Two young sisters who were pulled unconscious from an icy neighborhood pond in Montgomery County were pronounced dead early yesterday after rescuers failed to revive them, according to police.
The two girls, Michelle Luna, 11, and Rachel Luna, 9, were pulled from Valley Mill Pond about 11:30 p.m. Sunday by a team of divers from the county Fire and Rescue Department.
Both girls died early yesterday morning at Children's Hospital of complications from being submerged for an undetermined length of time in the freezing waters, authorities said. Autopsies are scheduled to be performed by the D.C. Medical Examiner's Office.
The girls' father, Fernando Luna, frantically began searching their neighborhood Sunday afternoon when his daughters failed to return from playing outside, according to neighbors. Valley Mill Pond is in the Snowden Mill neighborhood of Silver Spring, which is between New Hampshire Avenue and Route 29. Officials at the Maryland National Capital Park and Planning Commission, which owns the pond, said signs were posted last month warning residents to stay off, but apparently those signs were no longer up when the drownings occurred.
It was not clear yesterday what enticed the girls to go to the pond or what they did when they got there.
Yesterday, the Luna parents grieved for their only children, according to a relative. Playmates and other friends talked quietly about the "very smart girls" and their reluctance to hang out at "Girl Scouts' Pond," the nickname used in the neighborhood.
"Michelle was an A student," said one boy, sitting on his bicycle among a group of about five friends outside the Luna family's house on Serpentine Way. The boy said Michelle, a sixth-grader, "was very quiet."
James Manis, 14, said Michelle "was never the type of person to go near that pond. She had been told repeatedly by her parents not to go there."
For most neighborhood children, the quarter-acre pond is a popular gathering place.
"I ice-skated on the pond last year," said 14-year-old Mike Weisbord. "The ice gets very thick." Other children said they had played ice hockey on the pond and ridden bikes across it.
According to Montgomery County police, Fernando Luna last saw his daughters about 1 p.m., when they left their brick house to play outside and visit a friend.
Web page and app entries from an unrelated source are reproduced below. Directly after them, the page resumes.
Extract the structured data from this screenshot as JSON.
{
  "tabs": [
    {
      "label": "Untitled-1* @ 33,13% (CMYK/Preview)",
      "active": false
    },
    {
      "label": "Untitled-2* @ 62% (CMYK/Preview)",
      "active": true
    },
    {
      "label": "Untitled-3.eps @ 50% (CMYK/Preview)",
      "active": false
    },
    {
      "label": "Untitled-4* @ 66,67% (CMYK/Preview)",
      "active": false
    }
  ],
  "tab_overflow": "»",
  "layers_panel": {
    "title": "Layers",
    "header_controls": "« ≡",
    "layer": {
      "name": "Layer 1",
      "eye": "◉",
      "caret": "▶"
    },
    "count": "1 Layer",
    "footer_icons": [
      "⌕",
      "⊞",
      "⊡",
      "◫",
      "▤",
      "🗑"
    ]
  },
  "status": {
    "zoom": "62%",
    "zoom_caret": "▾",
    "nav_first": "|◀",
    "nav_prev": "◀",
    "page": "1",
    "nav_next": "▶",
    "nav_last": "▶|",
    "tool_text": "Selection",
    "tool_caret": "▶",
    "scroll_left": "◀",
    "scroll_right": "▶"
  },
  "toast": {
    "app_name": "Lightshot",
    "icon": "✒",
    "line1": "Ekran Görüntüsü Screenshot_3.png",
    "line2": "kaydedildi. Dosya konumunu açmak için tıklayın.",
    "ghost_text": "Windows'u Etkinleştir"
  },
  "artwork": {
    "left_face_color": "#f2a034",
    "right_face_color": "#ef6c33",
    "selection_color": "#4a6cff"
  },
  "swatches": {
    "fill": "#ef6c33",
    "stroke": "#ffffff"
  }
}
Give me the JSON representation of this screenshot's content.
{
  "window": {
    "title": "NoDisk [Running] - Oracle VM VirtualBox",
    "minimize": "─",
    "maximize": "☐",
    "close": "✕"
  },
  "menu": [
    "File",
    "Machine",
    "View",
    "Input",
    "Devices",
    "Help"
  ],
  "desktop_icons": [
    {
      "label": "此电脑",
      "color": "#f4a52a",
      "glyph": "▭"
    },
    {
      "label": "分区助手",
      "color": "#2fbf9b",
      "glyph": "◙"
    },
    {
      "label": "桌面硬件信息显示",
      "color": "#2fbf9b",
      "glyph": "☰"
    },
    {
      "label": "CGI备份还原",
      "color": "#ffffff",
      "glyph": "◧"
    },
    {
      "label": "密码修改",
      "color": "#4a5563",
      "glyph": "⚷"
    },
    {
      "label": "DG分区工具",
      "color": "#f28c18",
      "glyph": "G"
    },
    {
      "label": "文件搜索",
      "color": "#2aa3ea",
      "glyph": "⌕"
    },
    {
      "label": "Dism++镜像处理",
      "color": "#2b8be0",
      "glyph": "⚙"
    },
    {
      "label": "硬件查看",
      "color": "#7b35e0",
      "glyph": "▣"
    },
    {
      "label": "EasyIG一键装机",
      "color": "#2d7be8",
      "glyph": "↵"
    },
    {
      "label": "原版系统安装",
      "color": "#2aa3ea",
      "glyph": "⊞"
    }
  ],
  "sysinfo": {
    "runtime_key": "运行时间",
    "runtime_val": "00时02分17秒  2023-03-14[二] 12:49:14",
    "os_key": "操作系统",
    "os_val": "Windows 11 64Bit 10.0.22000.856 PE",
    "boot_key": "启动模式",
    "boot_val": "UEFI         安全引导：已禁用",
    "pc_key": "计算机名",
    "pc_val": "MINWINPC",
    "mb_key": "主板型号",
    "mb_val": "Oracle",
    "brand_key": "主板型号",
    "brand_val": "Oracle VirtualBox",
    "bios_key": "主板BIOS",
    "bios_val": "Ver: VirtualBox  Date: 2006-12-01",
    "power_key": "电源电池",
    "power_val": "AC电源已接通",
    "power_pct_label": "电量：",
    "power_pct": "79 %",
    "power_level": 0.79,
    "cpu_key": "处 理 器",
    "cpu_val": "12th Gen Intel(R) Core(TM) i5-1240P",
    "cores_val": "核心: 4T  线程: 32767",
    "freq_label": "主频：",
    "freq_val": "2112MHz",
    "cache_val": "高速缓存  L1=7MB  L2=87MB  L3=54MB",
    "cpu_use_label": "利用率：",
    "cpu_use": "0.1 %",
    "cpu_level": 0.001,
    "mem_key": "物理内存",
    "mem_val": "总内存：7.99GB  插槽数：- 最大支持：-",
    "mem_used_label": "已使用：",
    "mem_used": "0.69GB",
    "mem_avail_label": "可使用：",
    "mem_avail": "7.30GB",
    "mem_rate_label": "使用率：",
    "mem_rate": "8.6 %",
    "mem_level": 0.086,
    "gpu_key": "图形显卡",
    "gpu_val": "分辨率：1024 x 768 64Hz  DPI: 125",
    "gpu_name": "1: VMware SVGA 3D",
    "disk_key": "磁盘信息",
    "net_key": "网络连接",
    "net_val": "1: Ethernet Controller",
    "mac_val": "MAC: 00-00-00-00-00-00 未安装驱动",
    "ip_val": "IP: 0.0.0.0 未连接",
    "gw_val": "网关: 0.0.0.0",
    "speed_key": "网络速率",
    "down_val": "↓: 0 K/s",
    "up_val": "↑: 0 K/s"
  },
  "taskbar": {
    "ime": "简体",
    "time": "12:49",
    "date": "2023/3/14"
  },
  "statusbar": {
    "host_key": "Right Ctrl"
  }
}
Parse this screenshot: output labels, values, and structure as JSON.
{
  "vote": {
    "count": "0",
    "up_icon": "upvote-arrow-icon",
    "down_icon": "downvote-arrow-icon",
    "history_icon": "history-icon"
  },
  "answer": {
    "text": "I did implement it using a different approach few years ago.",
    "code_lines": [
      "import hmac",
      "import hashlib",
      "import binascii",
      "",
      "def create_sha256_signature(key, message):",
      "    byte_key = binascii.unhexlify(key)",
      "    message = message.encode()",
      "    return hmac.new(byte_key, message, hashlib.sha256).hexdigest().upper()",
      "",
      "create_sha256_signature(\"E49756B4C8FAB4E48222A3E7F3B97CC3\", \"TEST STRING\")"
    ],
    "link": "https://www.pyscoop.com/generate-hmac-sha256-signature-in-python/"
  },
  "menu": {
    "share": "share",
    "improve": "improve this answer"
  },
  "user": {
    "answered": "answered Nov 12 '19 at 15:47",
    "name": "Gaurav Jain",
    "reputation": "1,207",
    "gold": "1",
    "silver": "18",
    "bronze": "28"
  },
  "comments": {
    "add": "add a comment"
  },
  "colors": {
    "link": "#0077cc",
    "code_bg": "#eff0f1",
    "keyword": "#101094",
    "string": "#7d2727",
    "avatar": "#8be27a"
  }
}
The Lunas were unavailable for comment yesterday, but a woman who identified herself as a relative said, "The kids had permission to go out and play."
She said the father became worried about 2 p.m. when he could not find the girls.
Weisbord said he saw Fernando Luna looking through clumps of pine trees late Sunday afternoon. "He was on the verge of tears," Weisbord said. The father apparently searched the neighborhood alone until about 8:30 p.m., when the girls' mother, Mercedes Luna, called police, said Sgt. Harry Geehreng.
County police, joined by Park Police and a Maryland State Police helicopter crew, scoured the area for the girls. At 11:10 p.m., a team of six divers was called to the scene after police found footprints leading to a large hole in the ice-covered pond, officials said.
Within 10 minutes, divers pulled one girl from six feet of water, a fire official said. The second girl was removed five minutes later from the same area, the official said.
Fire officials tried to resuscitate them, an official said. Michelle was pronounced dead at 1:57 a.m. Her sister, a second-grader at Page William Tyler Elementary School, died at 3:57 a.m., authorities said.
Yesterday, several neighborhood children and adults complained that no warning signs were evident at the pond.
But park officials said the pond is off-limits for ice skating and other winter activities. Michelle Rosenfeld, staff attorney for the park commission, said an inspection in December found three warning signs posted around the pond. Yesterday however, Rosenfeld said, park workers could find no signs in the area.
Rosenfeld said park officials planned to install new signs this week. She said park authorities seldom encounter unauthorized ice skating on park-owned ponds. But one park official said the agency receives "quite a few calls" each winter about illegal ice skating on a pond in the Kemp Mill neighborhood.
Rosenfeld said the park commission, as a government agency, is exempt from a county law that requires private property owners to fence in ponds or swimming pools. Rosenfeld said she does not believe the park commission can be held liable for the drownings.